## TRY IT
Each entry that follows should be given again word for word; please leave out its pictures.

(Dataset rows describing interfaces)

###

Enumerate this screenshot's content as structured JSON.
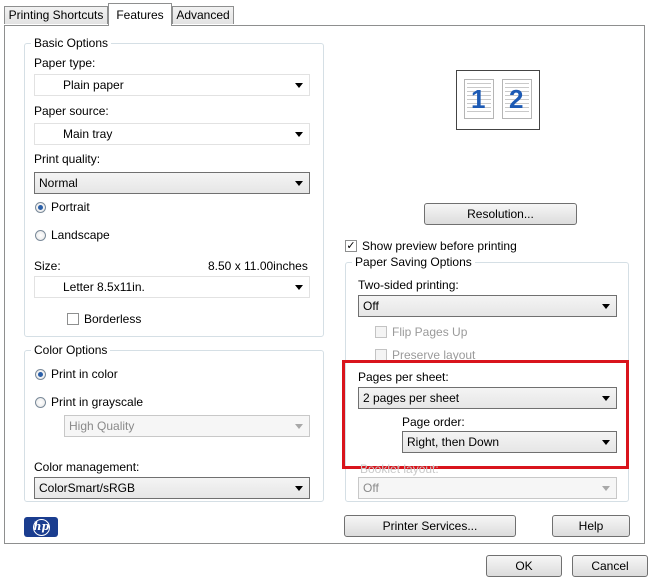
{
  "tabs": [
    {
      "label": "Printing Shortcuts",
      "active": false
    },
    {
      "label": "Features",
      "active": true
    },
    {
      "label": "Advanced",
      "active": false
    }
  ],
  "basic_options": {
    "legend": "Basic Options",
    "paper_type_label": "Paper type:",
    "paper_type_value": "Plain paper",
    "paper_source_label": "Paper source:",
    "paper_source_value": "Main tray",
    "print_quality_label": "Print quality:",
    "print_quality_value": "Normal",
    "portrait_label": "Portrait",
    "landscape_label": "Landscape",
    "orientation_selected": "Portrait",
    "size_label": "Size:",
    "size_dimensions": "8.50 x 11.00inches",
    "size_value": "Letter 8.5x11in.",
    "borderless_label": "Borderless",
    "borderless_checked": false
  },
  "color_options": {
    "legend": "Color Options",
    "print_in_color_label": "Print in color",
    "print_in_grayscale_label": "Print in grayscale",
    "selected": "Print in color",
    "grayscale_quality_value": "High Quality",
    "color_management_label": "Color management:",
    "color_management_value": "ColorSmart/sRGB"
  },
  "preview": {
    "page_numbers": [
      "1",
      "2"
    ]
  },
  "resolution_button": "Resolution...",
  "show_preview_label": "Show preview before printing",
  "show_preview_checked": true,
  "paper_saving": {
    "legend": "Paper Saving Options",
    "two_sided_label": "Two-sided printing:",
    "two_sided_value": "Off",
    "flip_pages_up_label": "Flip Pages Up",
    "preserve_layout_label": "Preserve layout",
    "pages_per_sheet_label": "Pages per sheet:",
    "pages_per_sheet_value": "2 pages per sheet",
    "page_order_label": "Page order:",
    "page_order_value": "Right, then Down",
    "booklet_layout_label": "Booklet layout:",
    "booklet_layout_value": "Off"
  },
  "logo_text": "hp",
  "printer_services_button": "Printer Services...",
  "help_button": "Help",
  "ok_button": "OK",
  "cancel_button": "Cancel",
  "highlight_color": "#d9141c"
}
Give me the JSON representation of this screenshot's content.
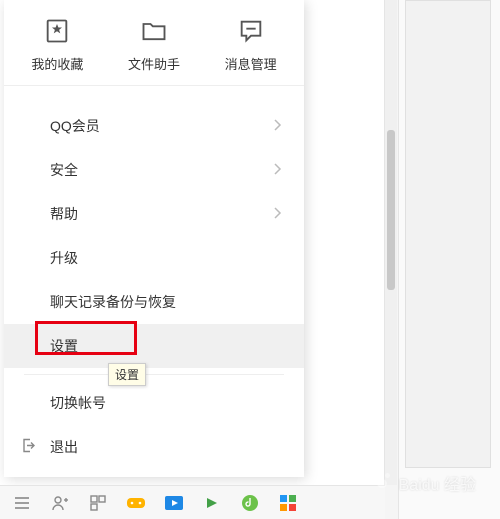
{
  "topActions": {
    "favorites": "我的收藏",
    "fileHelper": "文件助手",
    "msgManage": "消息管理"
  },
  "menu": {
    "qqMember": "QQ会员",
    "security": "安全",
    "help": "帮助",
    "upgrade": "升级",
    "chatBackup": "聊天记录备份与恢复",
    "settings": "设置",
    "switchAcct": "切换帐号",
    "exit": "退出"
  },
  "tooltip": "设置",
  "watermark": "Baidu 经验"
}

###

## ANSWER SPACE
Enumerate this screenshot's content as structured JSON.
{
  "tabs": [
    {
      "label": "Printing Shortcuts",
      "active": false
    },
    {
      "label": "Features",
      "active": true
    },
    {
      "label": "Advanced",
      "active": false
    }
  ],
  "basic_options": {
    "legend": "Basic Options",
    "paper_type_label": "Paper type:",
    "paper_type_value": "Plain paper",
    "paper_source_label": "Paper source:",
    "paper_source_value": "Main tray",
    "print_quality_label": "Print quality:",
    "print_quality_value": "Normal",
    "portrait_label": "Portrait",
    "landscape_label": "Landscape",
    "orientation_selected": "Portrait",
    "size_label": "Size:",
    "size_dimensions": "8.50 x 11.00inches",
    "size_value": "Letter 8.5x11in.",
    "borderless_label": "Borderless",
    "borderless_checked": false
  },
  "color_options": {
    "legend": "Color Options",
    "print_in_color_label": "Print in color",
    "print_in_grayscale_label": "Print in grayscale",
    "selected": "Print in color",
    "grayscale_quality_value": "High Quality",
    "color_management_label": "Color management:",
    "color_management_value": "ColorSmart/sRGB"
  },
  "preview": {
    "page_numbers": [
      "1",
      "2"
    ]
  },
  "resolution_button": "Resolution...",
  "show_preview_label": "Show preview before printing",
  "show_preview_checked": true,
  "paper_saving": {
    "legend": "Paper Saving Options",
    "two_sided_label": "Two-sided printing:",
    "two_sided_value": "Off",
    "flip_pages_up_label": "Flip Pages Up",
    "preserve_layout_label": "Preserve layout",
    "pages_per_sheet_label": "Pages per sheet:",
    "pages_per_sheet_value": "2 pages per sheet",
    "page_order_label": "Page order:",
    "page_order_value": "Right, then Down",
    "booklet_layout_label": "Booklet layout:",
    "booklet_layout_value": "Off"
  },
  "logo_text": "hp",
  "printer_services_button": "Printer Services...",
  "help_button": "Help",
  "ok_button": "OK",
  "cancel_button": "Cancel",
  "highlight_color": "#d9141c"
}
Give me the JSON representation of this screenshot's content.
{
  "topActions": {
    "favorites": "我的收藏",
    "fileHelper": "文件助手",
    "msgManage": "消息管理"
  },
  "menu": {
    "qqMember": "QQ会员",
    "security": "安全",
    "help": "帮助",
    "upgrade": "升级",
    "chatBackup": "聊天记录备份与恢复",
    "settings": "设置",
    "switchAcct": "切换帐号",
    "exit": "退出"
  },
  "tooltip": "设置",
  "watermark": "Baidu 经验"
}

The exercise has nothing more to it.